New York-based composer Stephanie Ann Boyd is no stranger to the concerto genre. Come hear her new bassoon concerto Rituūum, featuring soloist Andrew Marlin, conductor Alexander Colding Smith, and the Soundbox Orchestra, on our May 2nd concert.
Lately I’ve felt concerto writing is very akin to portrait painting in that the piece is so much more than simply an image captured in time: the personality and spirit of the commissioner/soloist must be present in every layer of the music; the music itself must be a true homage to the history and the capabilities of both the instrument and the soloist.
Eric Tyler Barga approached me two years ago about writing a concerto for him. He knew that he wanted a three movement structure, an incredibly visceral and rhythmic style overall, heart-ache written into the second movement, the Dies Irae snuck in there somewhere, and we both agreed that it should reflect an obsessive, ritualistic, manic behavior throughout. I immediately went to my dear friend Google and looked up the word “ritual” and its Latin roots: up came the word Ritūum.

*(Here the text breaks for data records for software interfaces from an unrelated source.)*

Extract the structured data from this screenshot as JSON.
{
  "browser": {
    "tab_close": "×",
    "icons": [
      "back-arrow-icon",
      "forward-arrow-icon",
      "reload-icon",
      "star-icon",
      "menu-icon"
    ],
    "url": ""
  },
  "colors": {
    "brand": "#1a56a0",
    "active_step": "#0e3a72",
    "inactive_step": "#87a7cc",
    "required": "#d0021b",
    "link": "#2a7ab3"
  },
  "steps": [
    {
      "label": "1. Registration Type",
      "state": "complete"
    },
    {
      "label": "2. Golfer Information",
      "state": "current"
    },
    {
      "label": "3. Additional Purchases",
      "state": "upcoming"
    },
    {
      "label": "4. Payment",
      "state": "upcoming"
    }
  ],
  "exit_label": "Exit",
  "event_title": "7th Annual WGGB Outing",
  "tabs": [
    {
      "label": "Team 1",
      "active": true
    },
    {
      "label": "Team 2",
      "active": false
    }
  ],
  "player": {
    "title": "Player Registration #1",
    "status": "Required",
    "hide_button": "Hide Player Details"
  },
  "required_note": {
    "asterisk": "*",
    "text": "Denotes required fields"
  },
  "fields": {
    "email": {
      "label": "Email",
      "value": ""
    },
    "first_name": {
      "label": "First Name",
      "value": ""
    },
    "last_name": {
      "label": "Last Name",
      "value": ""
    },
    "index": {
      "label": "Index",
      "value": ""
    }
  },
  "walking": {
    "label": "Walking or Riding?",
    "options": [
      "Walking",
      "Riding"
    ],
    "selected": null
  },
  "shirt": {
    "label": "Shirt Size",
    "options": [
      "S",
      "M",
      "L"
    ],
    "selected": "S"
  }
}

With this concerto being not only a portrait of Eric but also a portrait of the bassoon — that absolutely magical and resonant log of wood — I made sure to spend adequate time in the piece on the capabilities of that instrument that strike me every time I hear them: the goosebump-inducing sighing/screaming/wailing of the high register’s long, celery green tones; the earthy, pungent pedal tones that feel impossibly low every single time; the ability to practically fly between slurred 16th notes (showcased in the first movement as sextuplet sixteenths) with radical agility, and the stunningly human middle register.
And so in Ritūum you’ll hear a jumpy, manic first movement with an oasis-like middle section, a middle movement that sings of the coldness of winter and a descent into the one-sided begging, pleading of a love gone wrong. The third movement is a non-stop crescendo towards a triumphant, hopeful ending.